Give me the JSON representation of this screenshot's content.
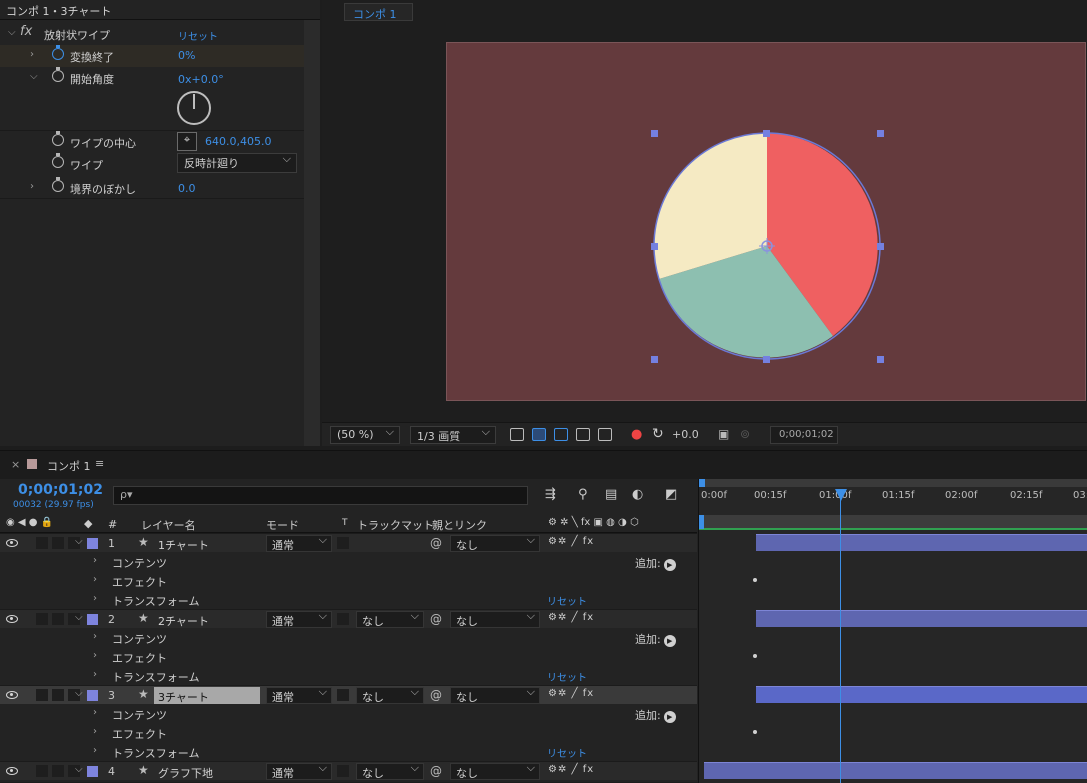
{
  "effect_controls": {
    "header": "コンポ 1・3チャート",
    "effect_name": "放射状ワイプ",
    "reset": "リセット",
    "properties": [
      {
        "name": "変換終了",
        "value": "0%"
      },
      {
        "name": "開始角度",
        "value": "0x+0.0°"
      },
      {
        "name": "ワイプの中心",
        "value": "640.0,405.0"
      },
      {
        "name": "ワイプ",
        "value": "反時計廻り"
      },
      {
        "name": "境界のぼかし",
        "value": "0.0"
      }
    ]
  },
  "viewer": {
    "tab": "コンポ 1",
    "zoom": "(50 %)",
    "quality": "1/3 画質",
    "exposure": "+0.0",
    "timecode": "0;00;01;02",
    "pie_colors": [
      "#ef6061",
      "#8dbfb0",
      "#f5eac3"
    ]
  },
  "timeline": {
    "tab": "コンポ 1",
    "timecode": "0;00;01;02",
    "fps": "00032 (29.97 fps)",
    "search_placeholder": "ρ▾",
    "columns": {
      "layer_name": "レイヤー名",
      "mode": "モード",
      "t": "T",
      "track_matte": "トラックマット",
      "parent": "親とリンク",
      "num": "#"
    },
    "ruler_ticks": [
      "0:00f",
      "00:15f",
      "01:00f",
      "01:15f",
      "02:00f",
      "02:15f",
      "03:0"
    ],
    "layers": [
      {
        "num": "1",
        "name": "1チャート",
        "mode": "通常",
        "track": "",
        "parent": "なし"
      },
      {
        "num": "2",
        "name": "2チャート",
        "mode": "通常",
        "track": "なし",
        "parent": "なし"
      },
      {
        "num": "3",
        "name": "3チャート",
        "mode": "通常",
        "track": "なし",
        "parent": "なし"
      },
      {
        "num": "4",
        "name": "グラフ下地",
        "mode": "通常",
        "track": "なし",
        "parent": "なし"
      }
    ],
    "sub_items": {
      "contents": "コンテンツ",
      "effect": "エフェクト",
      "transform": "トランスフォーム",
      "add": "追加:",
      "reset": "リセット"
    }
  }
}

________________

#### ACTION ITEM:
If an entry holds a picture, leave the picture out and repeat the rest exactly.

#### EXERCISE OUTPUT:
Give me the JSON representation of this screenshot's content.
{
  "effect_controls": {
    "header": "コンポ 1・3チャート",
    "effect_name": "放射状ワイプ",
    "reset": "リセット",
    "properties": [
      {
        "name": "変換終了",
        "value": "0%"
      },
      {
        "name": "開始角度",
        "value": "0x+0.0°"
      },
      {
        "name": "ワイプの中心",
        "value": "640.0,405.0"
      },
      {
        "name": "ワイプ",
        "value": "反時計廻り"
      },
      {
        "name": "境界のぼかし",
        "value": "0.0"
      }
    ]
  },
  "viewer": {
    "tab": "コンポ 1",
    "zoom": "(50 %)",
    "quality": "1/3 画質",
    "exposure": "+0.0",
    "timecode": "0;00;01;02",
    "pie_colors": [
      "#ef6061",
      "#8dbfb0",
      "#f5eac3"
    ]
  },
  "timeline": {
    "tab": "コンポ 1",
    "timecode": "0;00;01;02",
    "fps": "00032 (29.97 fps)",
    "search_placeholder": "ρ▾",
    "columns": {
      "layer_name": "レイヤー名",
      "mode": "モード",
      "t": "T",
      "track_matte": "トラックマット",
      "parent": "親とリンク",
      "num": "#"
    },
    "ruler_ticks": [
      "0:00f",
      "00:15f",
      "01:00f",
      "01:15f",
      "02:00f",
      "02:15f",
      "03:0"
    ],
    "layers": [
      {
        "num": "1",
        "name": "1チャート",
        "mode": "通常",
        "track": "",
        "parent": "なし"
      },
      {
        "num": "2",
        "name": "2チャート",
        "mode": "通常",
        "track": "なし",
        "parent": "なし"
      },
      {
        "num": "3",
        "name": "3チャート",
        "mode": "通常",
        "track": "なし",
        "parent": "なし"
      },
      {
        "num": "4",
        "name": "グラフ下地",
        "mode": "通常",
        "track": "なし",
        "parent": "なし"
      }
    ],
    "sub_items": {
      "contents": "コンテンツ",
      "effect": "エフェクト",
      "transform": "トランスフォーム",
      "add": "追加:",
      "reset": "リセット"
    }
  }
}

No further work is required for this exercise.